## Website and app data records:
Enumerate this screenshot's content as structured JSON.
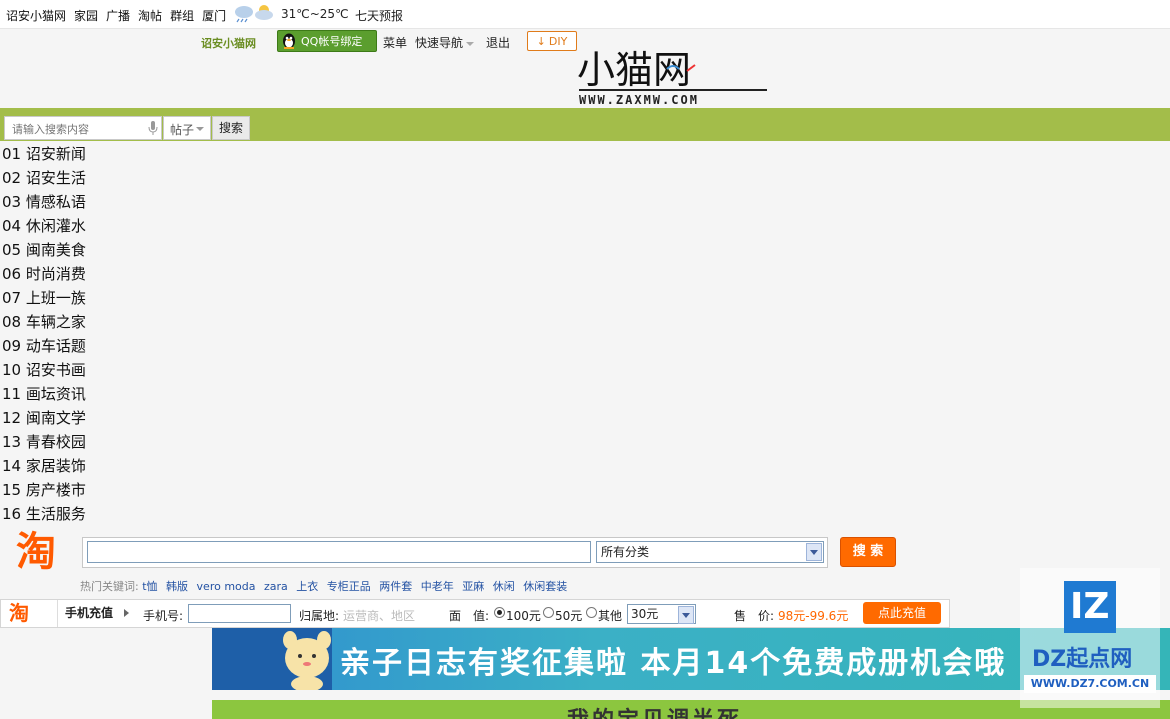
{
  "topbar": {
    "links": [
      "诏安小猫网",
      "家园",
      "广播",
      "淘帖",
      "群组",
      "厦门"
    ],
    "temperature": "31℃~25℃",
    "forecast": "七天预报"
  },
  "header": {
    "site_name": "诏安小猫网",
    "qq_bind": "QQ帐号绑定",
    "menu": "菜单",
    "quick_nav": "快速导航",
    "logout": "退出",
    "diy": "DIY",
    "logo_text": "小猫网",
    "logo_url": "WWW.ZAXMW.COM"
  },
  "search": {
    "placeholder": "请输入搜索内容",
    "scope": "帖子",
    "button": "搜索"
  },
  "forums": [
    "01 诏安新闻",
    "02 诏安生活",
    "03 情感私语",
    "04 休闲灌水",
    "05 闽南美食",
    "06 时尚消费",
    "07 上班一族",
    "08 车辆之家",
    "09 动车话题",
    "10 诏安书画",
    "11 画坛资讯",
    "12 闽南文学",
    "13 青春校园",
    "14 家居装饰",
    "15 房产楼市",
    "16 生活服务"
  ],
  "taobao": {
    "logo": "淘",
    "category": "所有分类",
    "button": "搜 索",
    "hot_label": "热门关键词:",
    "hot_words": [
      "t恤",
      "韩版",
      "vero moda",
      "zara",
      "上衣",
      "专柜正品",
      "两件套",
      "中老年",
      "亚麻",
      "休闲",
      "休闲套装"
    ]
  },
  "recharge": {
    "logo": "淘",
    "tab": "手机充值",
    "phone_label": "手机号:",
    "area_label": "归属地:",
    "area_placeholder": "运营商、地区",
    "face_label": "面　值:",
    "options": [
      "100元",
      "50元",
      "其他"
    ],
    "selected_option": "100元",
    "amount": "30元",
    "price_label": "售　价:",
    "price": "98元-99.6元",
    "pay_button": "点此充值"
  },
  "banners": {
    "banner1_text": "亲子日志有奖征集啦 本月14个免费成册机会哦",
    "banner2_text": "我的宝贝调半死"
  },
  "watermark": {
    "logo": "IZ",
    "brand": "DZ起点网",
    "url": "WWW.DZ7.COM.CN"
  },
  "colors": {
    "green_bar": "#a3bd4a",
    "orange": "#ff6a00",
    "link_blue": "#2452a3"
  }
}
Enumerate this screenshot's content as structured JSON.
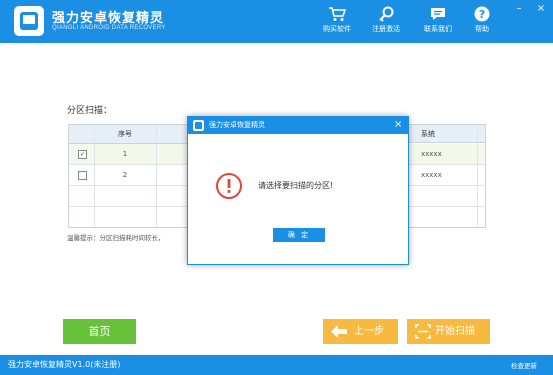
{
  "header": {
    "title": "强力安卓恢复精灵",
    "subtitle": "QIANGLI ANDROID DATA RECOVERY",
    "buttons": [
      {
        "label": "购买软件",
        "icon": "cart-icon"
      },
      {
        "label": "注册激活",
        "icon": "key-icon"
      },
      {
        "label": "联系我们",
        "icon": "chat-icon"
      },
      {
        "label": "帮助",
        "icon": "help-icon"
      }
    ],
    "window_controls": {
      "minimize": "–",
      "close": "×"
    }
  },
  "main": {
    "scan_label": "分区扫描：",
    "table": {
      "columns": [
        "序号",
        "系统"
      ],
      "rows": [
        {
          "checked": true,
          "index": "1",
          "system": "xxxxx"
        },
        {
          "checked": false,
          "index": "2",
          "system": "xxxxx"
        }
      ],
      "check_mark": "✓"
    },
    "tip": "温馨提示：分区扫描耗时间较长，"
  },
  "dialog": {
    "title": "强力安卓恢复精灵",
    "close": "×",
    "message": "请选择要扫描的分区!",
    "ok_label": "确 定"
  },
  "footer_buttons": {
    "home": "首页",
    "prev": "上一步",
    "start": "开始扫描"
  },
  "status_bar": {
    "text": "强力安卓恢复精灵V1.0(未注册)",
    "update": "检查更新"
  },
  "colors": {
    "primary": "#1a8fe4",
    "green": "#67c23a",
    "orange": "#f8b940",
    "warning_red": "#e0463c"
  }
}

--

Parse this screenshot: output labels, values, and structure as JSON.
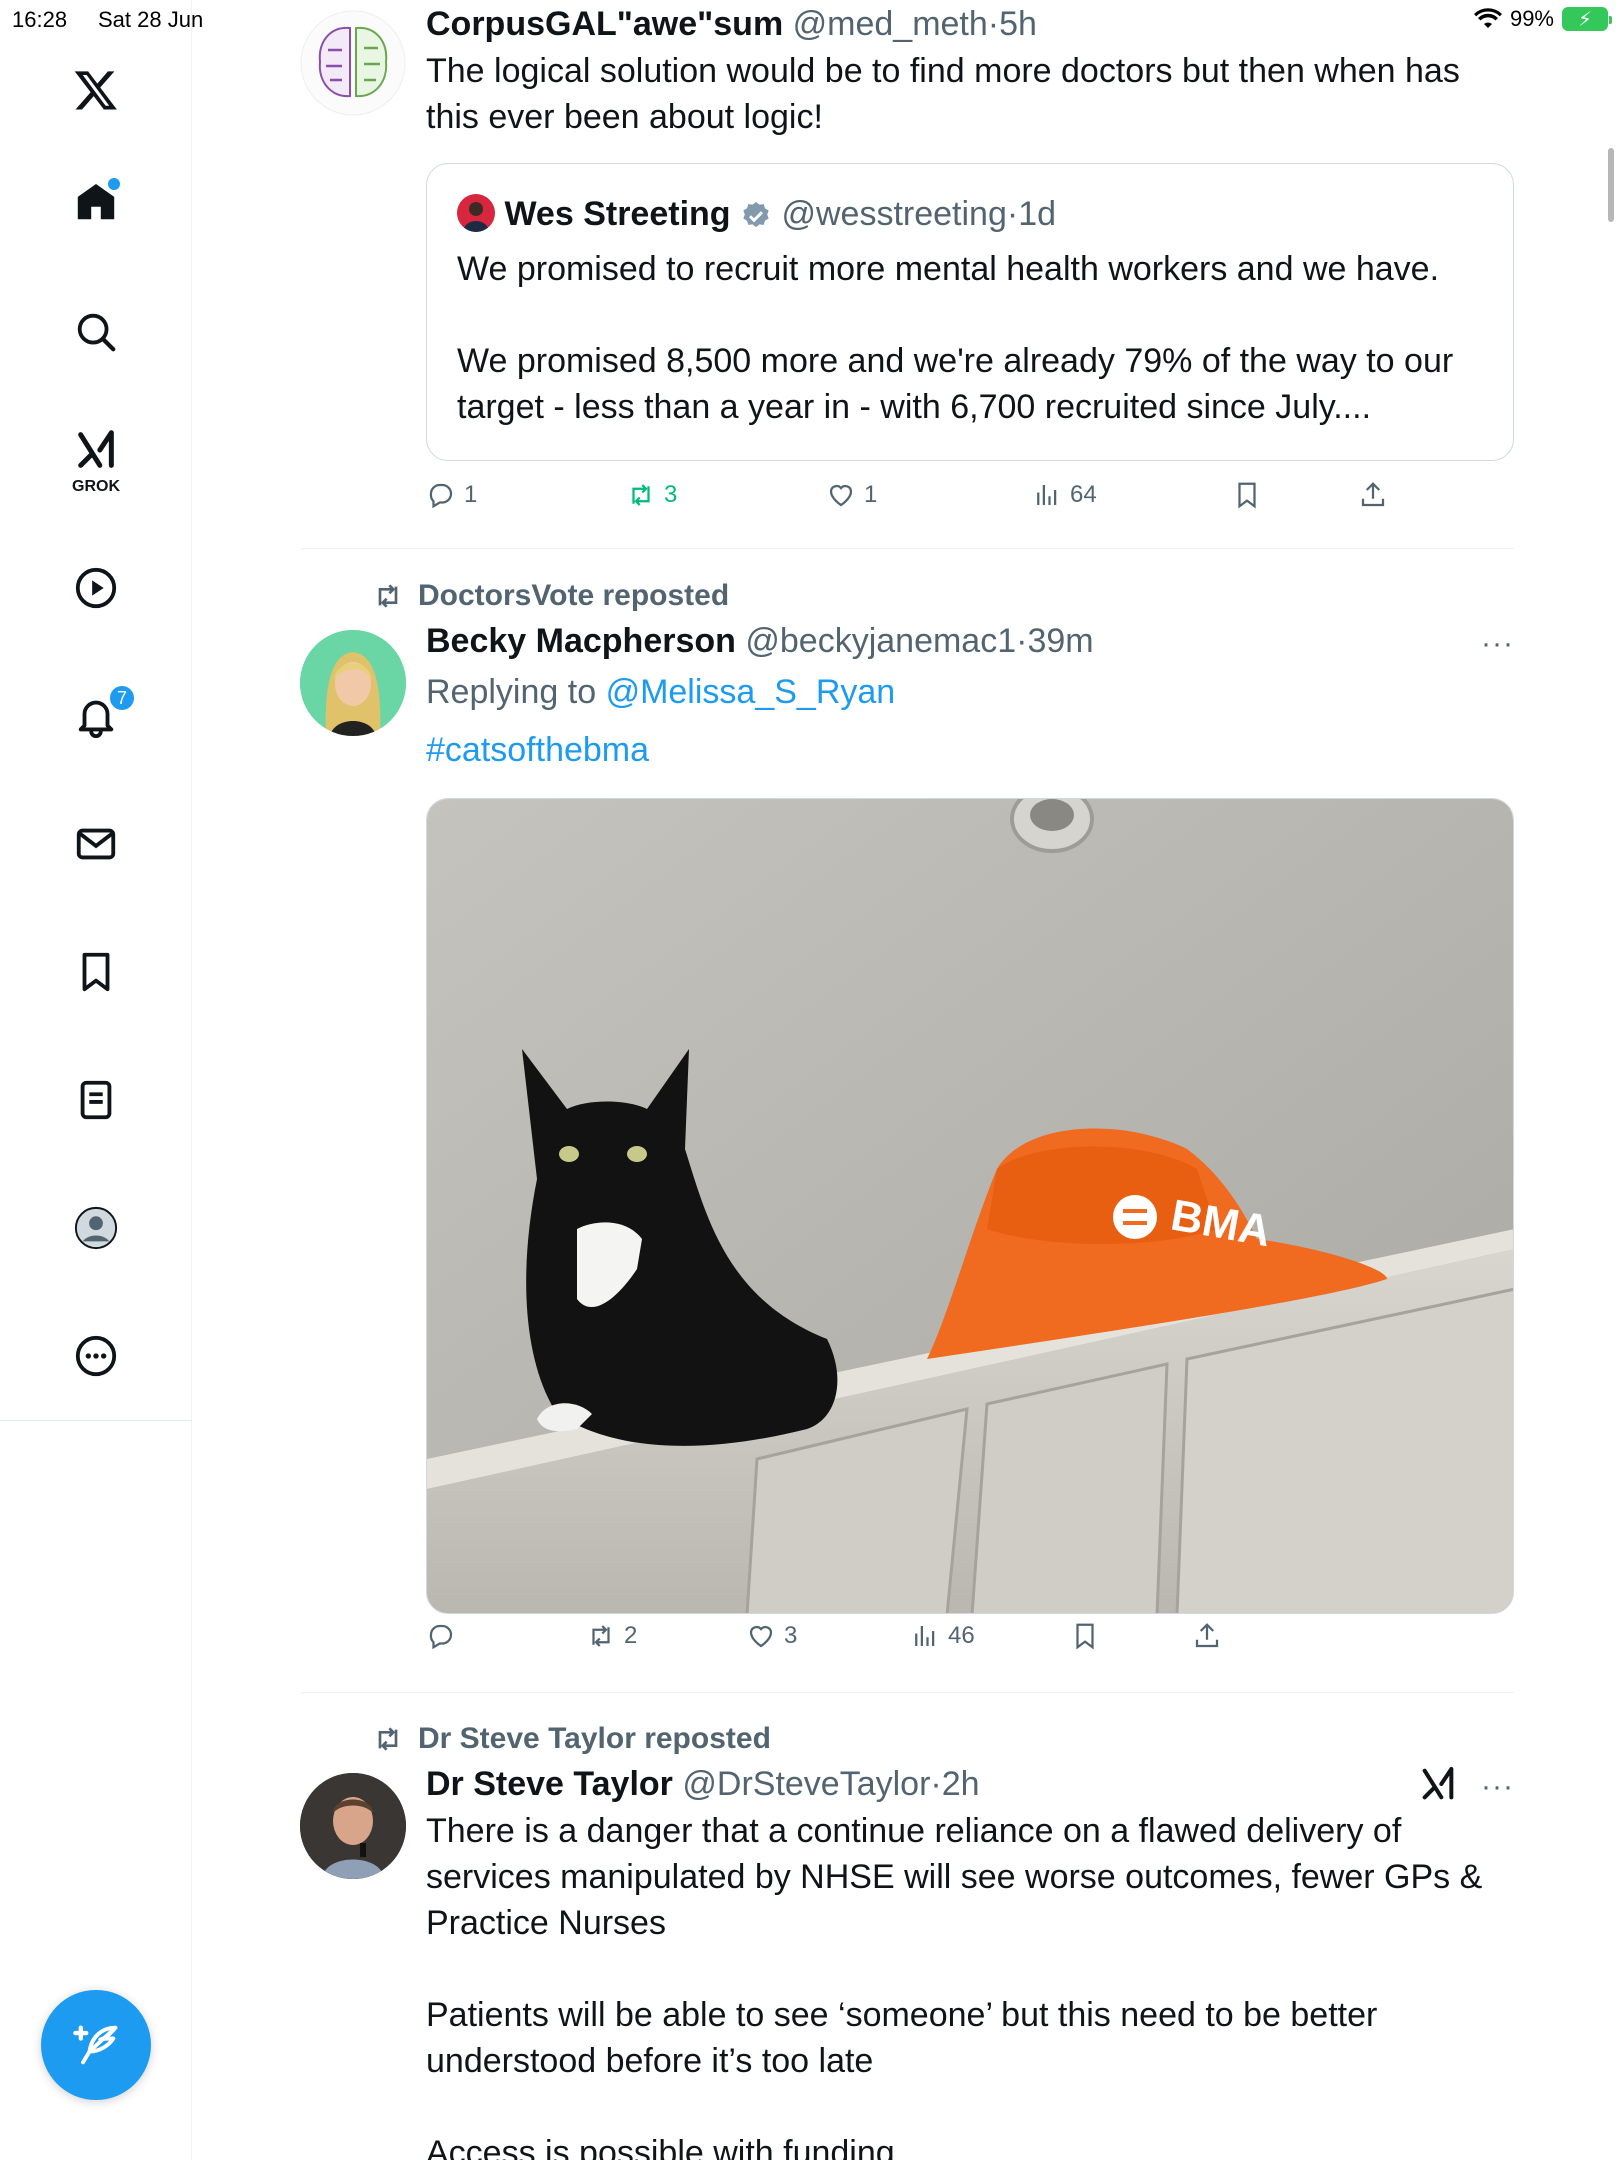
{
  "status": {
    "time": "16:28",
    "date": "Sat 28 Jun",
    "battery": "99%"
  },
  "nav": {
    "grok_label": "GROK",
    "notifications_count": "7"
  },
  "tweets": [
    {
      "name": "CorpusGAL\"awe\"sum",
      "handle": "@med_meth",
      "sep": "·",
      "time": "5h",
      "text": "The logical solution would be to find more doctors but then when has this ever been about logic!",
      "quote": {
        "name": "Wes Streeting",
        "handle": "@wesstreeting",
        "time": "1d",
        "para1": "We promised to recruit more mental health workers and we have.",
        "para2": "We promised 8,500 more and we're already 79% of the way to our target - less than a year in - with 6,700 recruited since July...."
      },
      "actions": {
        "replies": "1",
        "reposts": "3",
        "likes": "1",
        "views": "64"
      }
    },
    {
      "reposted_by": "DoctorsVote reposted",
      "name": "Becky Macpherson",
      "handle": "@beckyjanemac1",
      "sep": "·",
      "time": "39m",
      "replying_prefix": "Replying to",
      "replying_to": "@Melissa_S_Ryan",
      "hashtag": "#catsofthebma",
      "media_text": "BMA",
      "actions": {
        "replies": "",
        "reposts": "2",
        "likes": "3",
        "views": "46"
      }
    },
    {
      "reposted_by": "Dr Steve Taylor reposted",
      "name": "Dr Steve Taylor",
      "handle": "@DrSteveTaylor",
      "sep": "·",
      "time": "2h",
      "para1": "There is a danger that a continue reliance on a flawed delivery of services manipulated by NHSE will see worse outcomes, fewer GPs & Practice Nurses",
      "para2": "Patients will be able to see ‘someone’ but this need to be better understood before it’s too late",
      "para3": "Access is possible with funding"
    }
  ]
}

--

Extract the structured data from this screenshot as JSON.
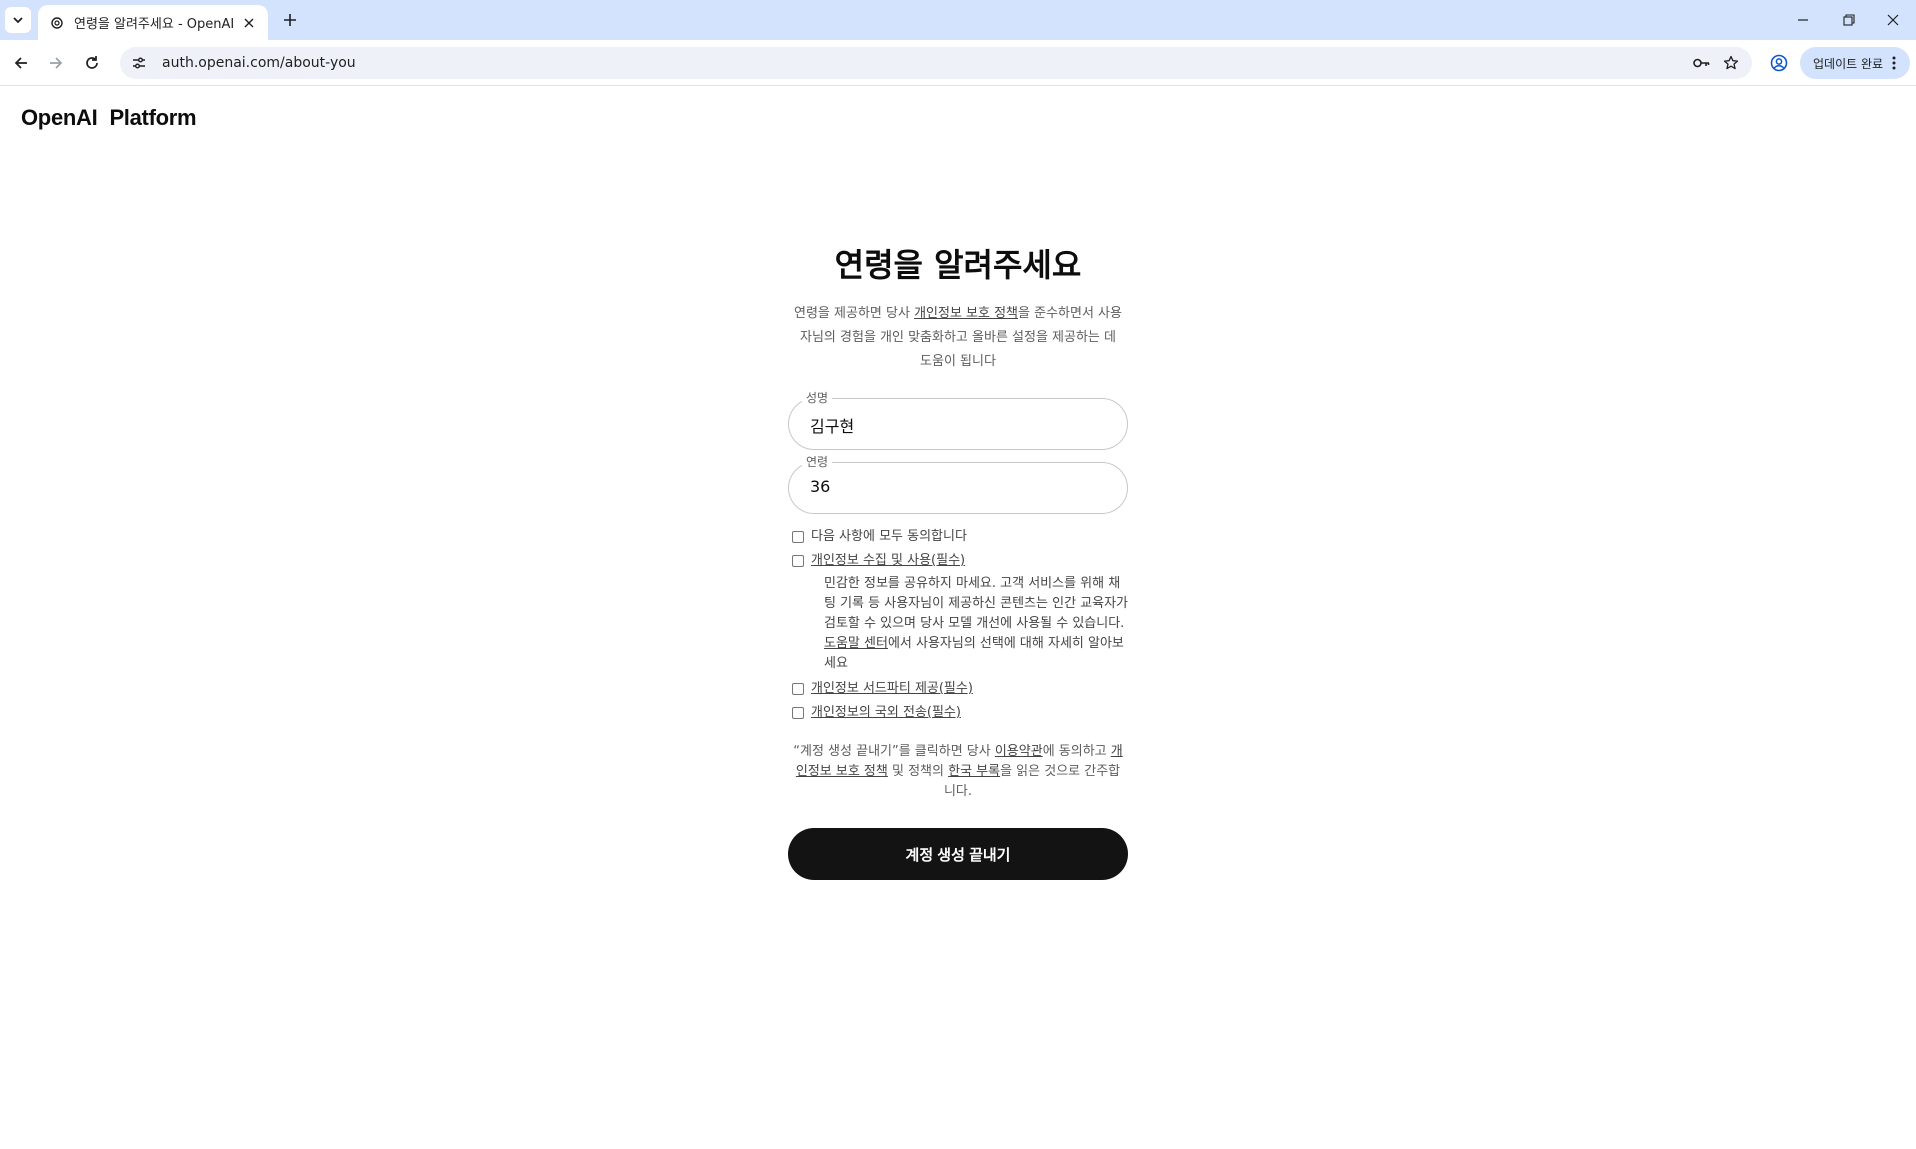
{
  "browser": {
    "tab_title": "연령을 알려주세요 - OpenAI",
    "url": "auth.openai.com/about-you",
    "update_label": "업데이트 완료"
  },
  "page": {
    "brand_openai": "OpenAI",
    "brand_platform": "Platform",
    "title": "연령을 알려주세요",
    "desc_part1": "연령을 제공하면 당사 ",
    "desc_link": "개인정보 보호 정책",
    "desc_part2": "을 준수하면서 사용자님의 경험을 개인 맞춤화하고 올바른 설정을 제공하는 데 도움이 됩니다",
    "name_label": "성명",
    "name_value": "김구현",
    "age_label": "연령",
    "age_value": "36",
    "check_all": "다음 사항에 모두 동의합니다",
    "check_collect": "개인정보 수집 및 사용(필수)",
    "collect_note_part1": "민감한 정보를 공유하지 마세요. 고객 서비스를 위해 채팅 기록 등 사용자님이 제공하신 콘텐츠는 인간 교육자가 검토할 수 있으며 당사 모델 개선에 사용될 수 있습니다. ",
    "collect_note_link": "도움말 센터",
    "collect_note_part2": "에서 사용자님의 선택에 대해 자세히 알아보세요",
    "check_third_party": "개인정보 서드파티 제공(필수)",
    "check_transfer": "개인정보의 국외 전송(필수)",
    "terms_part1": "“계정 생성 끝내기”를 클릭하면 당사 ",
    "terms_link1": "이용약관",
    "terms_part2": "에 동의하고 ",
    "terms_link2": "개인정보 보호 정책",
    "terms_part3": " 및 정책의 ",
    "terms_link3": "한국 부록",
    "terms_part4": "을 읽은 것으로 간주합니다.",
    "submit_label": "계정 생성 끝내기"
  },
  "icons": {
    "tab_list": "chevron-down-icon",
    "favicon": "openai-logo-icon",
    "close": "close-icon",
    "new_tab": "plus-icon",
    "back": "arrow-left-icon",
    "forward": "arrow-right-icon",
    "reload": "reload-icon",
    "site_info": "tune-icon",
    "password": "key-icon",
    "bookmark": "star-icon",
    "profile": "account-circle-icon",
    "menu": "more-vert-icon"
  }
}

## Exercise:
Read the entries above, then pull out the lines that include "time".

## Solution to this task:
    "time": "16:28",
      "time": "5h",
        "time": "1d",
      "time": "39m",
      "time": "2h",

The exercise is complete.